Uncut's John Mulvey's final report from the music world's biggest annual conference in Texas
Tornadoes are brewing in the north of Texas, but the sheer density of Brits seems to have imposed our own weather system over Austin. Dank low clouds and drizzle greet LA’s Lavender Diamond at a lunchtime party in the grounds of the historic French Legate’s House, encouraging singer Becky Stark to speculate on whether weather is an “intelligence”.

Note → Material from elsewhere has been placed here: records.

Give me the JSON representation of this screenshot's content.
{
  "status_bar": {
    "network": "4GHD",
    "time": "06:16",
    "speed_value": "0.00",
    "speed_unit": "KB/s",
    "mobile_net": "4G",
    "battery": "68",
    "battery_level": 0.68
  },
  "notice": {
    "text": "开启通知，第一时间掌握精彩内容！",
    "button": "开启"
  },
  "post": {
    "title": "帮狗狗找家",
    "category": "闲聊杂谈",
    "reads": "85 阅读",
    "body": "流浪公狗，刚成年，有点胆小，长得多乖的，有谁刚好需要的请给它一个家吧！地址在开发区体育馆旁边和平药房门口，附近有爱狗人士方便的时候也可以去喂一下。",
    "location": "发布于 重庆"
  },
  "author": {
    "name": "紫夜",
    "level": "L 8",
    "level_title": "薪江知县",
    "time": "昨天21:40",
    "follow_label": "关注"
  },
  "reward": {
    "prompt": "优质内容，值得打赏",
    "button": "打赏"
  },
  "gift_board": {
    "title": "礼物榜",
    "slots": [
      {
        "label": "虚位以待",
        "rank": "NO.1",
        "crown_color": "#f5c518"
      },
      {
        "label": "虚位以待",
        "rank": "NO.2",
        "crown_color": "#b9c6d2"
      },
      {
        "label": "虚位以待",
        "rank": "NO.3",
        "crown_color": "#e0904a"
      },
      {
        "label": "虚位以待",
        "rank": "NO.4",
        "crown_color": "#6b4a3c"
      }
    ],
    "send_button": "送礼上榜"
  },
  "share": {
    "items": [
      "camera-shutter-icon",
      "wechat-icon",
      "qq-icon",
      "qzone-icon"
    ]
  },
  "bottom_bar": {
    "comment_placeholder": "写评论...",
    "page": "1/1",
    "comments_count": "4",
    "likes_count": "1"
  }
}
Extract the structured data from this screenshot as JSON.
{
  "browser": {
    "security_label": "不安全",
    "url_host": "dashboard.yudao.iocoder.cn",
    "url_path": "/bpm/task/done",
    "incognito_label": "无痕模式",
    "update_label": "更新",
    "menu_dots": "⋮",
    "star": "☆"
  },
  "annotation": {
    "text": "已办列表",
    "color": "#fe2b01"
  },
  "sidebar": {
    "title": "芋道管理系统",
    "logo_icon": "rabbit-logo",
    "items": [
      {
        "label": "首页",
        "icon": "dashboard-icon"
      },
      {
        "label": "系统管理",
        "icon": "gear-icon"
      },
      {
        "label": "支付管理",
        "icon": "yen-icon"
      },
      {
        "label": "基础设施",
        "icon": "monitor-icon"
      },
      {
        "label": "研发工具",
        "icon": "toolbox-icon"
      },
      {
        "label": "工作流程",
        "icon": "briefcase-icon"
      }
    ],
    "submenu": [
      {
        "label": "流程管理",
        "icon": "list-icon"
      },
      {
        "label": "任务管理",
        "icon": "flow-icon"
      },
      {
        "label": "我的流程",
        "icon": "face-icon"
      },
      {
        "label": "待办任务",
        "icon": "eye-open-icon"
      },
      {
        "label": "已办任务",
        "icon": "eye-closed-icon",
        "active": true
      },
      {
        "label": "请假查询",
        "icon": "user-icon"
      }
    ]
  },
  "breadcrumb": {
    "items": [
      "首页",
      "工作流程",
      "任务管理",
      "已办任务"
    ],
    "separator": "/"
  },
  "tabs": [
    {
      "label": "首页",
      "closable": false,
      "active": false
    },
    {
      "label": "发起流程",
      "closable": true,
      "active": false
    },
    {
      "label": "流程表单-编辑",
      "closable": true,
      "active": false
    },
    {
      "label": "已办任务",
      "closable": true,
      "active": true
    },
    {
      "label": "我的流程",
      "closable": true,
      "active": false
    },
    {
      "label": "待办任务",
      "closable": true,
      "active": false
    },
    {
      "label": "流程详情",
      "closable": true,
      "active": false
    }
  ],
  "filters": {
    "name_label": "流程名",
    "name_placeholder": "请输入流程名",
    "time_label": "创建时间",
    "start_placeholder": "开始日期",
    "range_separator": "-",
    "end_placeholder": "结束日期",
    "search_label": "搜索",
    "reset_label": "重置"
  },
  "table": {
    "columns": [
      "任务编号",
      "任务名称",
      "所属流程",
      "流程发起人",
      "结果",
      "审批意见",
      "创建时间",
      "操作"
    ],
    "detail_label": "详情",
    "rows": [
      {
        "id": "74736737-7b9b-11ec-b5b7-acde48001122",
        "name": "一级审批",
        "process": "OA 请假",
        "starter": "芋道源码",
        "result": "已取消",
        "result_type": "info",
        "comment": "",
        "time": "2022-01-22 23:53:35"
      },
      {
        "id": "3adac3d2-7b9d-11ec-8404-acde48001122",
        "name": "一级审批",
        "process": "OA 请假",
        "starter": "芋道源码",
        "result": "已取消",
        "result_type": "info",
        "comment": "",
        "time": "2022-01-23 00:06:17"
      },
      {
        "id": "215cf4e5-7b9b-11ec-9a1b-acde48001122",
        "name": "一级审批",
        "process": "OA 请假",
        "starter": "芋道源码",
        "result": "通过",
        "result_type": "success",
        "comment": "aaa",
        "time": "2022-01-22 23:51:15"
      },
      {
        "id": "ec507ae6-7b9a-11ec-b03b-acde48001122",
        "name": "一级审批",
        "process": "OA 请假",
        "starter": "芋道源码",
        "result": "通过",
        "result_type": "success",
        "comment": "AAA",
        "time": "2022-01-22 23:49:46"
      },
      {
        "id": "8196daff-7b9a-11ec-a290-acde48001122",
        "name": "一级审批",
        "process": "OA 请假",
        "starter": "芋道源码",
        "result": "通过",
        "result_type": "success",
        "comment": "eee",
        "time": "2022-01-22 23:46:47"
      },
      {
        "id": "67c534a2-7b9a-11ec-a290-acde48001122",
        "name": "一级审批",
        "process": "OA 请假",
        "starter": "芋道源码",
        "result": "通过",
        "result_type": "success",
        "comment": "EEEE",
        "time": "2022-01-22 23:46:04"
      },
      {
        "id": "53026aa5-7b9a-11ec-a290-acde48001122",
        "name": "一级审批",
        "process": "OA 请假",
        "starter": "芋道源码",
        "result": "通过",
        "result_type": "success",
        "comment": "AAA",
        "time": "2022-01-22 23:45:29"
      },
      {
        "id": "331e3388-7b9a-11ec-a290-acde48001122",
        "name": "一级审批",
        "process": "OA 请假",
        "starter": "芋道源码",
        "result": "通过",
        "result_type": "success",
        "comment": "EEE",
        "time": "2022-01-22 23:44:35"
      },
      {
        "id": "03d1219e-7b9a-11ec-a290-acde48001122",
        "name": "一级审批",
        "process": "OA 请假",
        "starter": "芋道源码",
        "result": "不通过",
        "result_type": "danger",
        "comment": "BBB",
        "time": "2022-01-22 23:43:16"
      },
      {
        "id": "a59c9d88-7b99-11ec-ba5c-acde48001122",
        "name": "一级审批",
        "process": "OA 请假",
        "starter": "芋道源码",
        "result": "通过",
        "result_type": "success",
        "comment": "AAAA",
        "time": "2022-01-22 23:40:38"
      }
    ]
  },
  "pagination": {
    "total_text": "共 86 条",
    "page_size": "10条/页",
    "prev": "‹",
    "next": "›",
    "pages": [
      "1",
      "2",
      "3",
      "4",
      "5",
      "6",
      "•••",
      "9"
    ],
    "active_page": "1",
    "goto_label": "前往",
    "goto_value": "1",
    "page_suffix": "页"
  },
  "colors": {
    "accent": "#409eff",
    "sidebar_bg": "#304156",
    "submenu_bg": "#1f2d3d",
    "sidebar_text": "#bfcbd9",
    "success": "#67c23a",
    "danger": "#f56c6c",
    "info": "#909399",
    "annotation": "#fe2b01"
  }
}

Stark is one of SXSW’s unheralded stars, a pure-voiced singer with the air of a hippyish primary schoolteacher, whose songs recall a sweet, untortured variant on Judee Sill. Her odd band are so good Uncut sees them again a couple of hours later, after a roistering set by Witch, a four-piece power trio who play Cro-magnon stoner prog and feature a very benign-looking J Mascis on drums. We also manage to finally catch Wooden Wand, having narrowly missed this free folk renegade about four times already this week. Forsaking the fragmented jams that dominate most of his myriad albums, Wand seems to have focused his talents into coherent country-psych songs. It’s a neat fit.
The trippiness continues at our favourite non-corporate hang-out, the Rambler stage in the Mexican district. Bad Wizard come on like sadly-departed metal freaks Zen Guerilla, while The Rogers Sisters have happily expanded their post-punk garage rock into needling freak-outs. The arrival of manic Hawkwind types DMBQ, from Japan, is a bit much, though, so we head for the consoling pleasures of Richard Hawley, as at home in Texas as he is in Sheffield. The pick of the week’s British bands, later, are Hot Chip, rapidly evolving from twee electropop roots into a gentle juggernaut, at once mournful and euphoric, in the vein of New Order.
Today’s pick of the American acts, meanwhile, is LA singer-songwriter Richard Swift. Swift has been making records on tiny labels for a while now – two terrific albums were reissued on one disc last year by Secretly Canadian. Clearly, though, his potential is much bigger, judging by this confident, rumbustious set of piano pop. Swift variously recalls Nilsson, early Tom Waits and, especially, Rufus Wainwright, but it’s his own idiosyncracies – and those of his eccentric but accomplished band – that linger.
Finally, from the sublime to the sublimely ridiculous. Ghostface Killah wraps up SXSW with a hits-packed set of Wu-Tang gems, culminating in sitdown sob through the awesome “All That I Got Is You”. “This one’s for all the gangstas in the house,” he says. Actually, it’s for a few hundred indie types falling over from beer and exhaustion. Still, nice thought.